“This appears to be solely an effort to ban photography in this town by creating a fee that is so high photographers will not be able to pay it,” said Dennis R. Bailey, general counsel for the Alabama Press Association. “It’s clearly not a reasonable time, place or matter restriction on the exercise of First Amendment rights.”

Mayor Jerri McLain told the Associated Press that there must have been some confusion regarding the new policy, which was implemented in January. McLain said only commercial photographers who actually step onto property to take pictures and those who regularly book several clients are required to buy the permit.

Broome should be exempt from the permit because he didn’t have a subject in the photo and he isn’t in Mooresville regularly, according to the mayor. Broome lives in Huntsville, a larger city about 20 miles east of Mooresville.

Bailey said the restriction shouldn’t apply to commercial photographers at all though, unless they have multiple people working with them and are at a certain location for an extended amount of time – specific criteria other cities put forth as prerequisites for similar permits.

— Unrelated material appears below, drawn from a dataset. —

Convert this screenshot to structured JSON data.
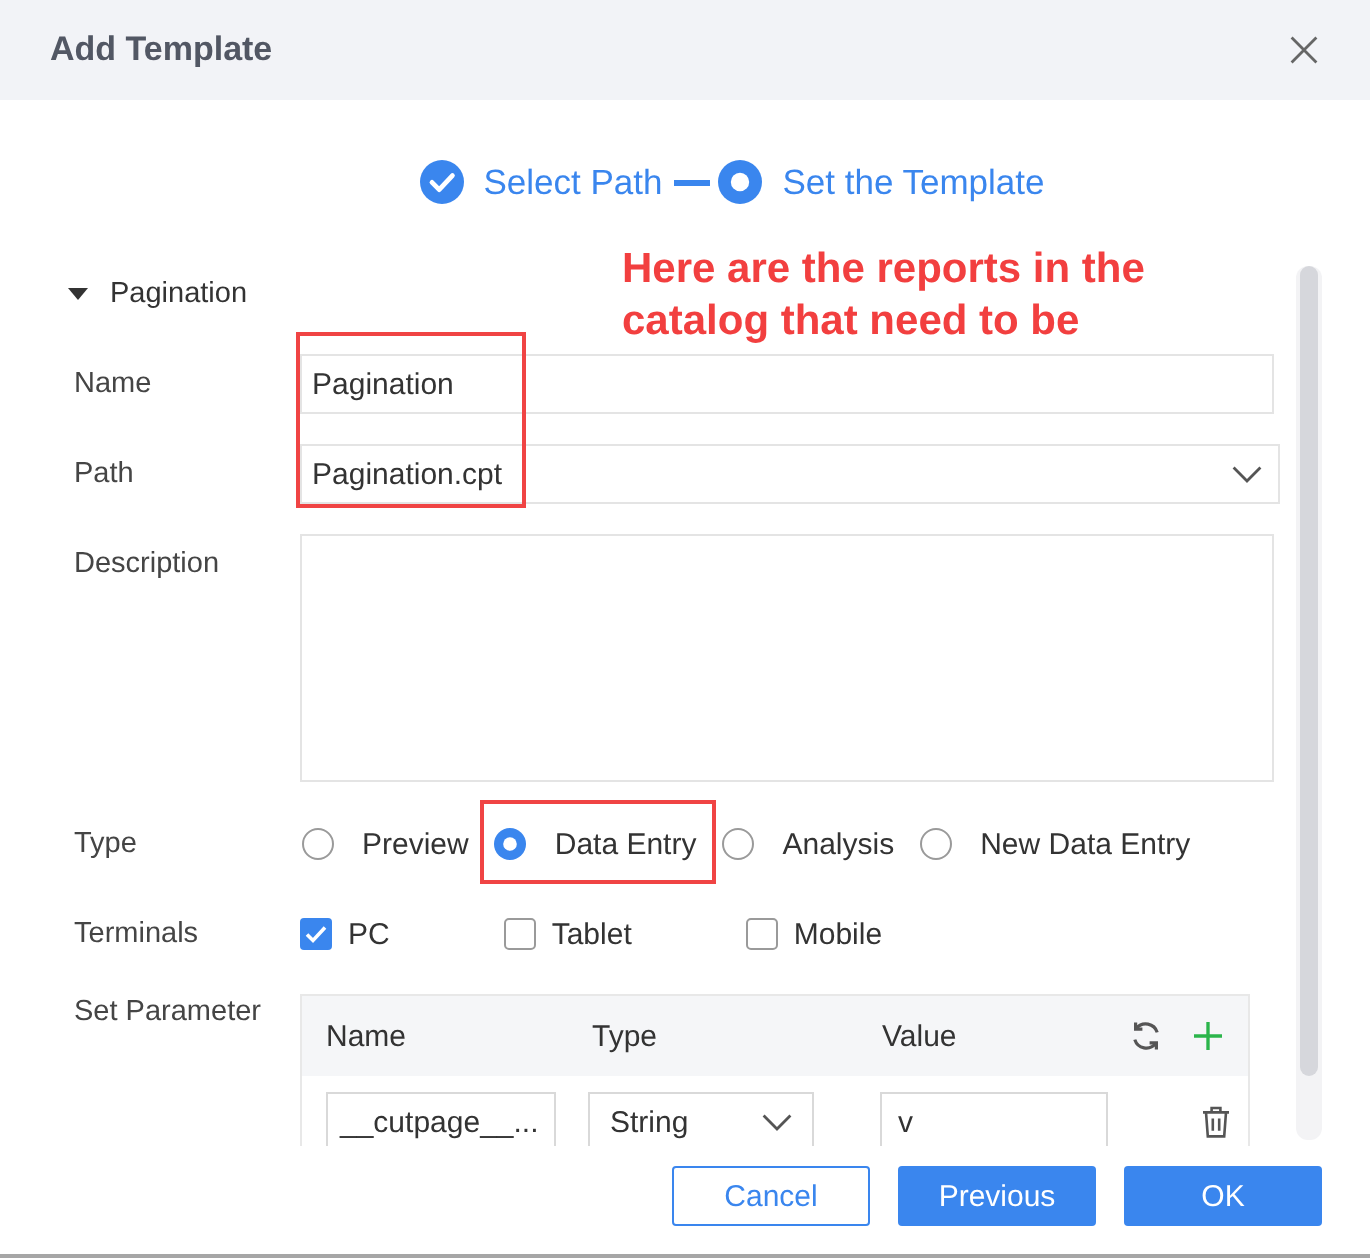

“The city will have to show a relationship with this permit fee and the cost of government in regulating this activity,” Bailey said. “And, they can’t possibly justify this kind of fee with a photographer who just has a camera around his neck to take a picture of the courthouse.”

Bailey said this restriction could easily shift into the realm of newspaper photography because a lot of smaller newspapers rely on freelance photographers, who often conduct their business much like commercial photographers. It will depend upon how “commercial” is defined, he said.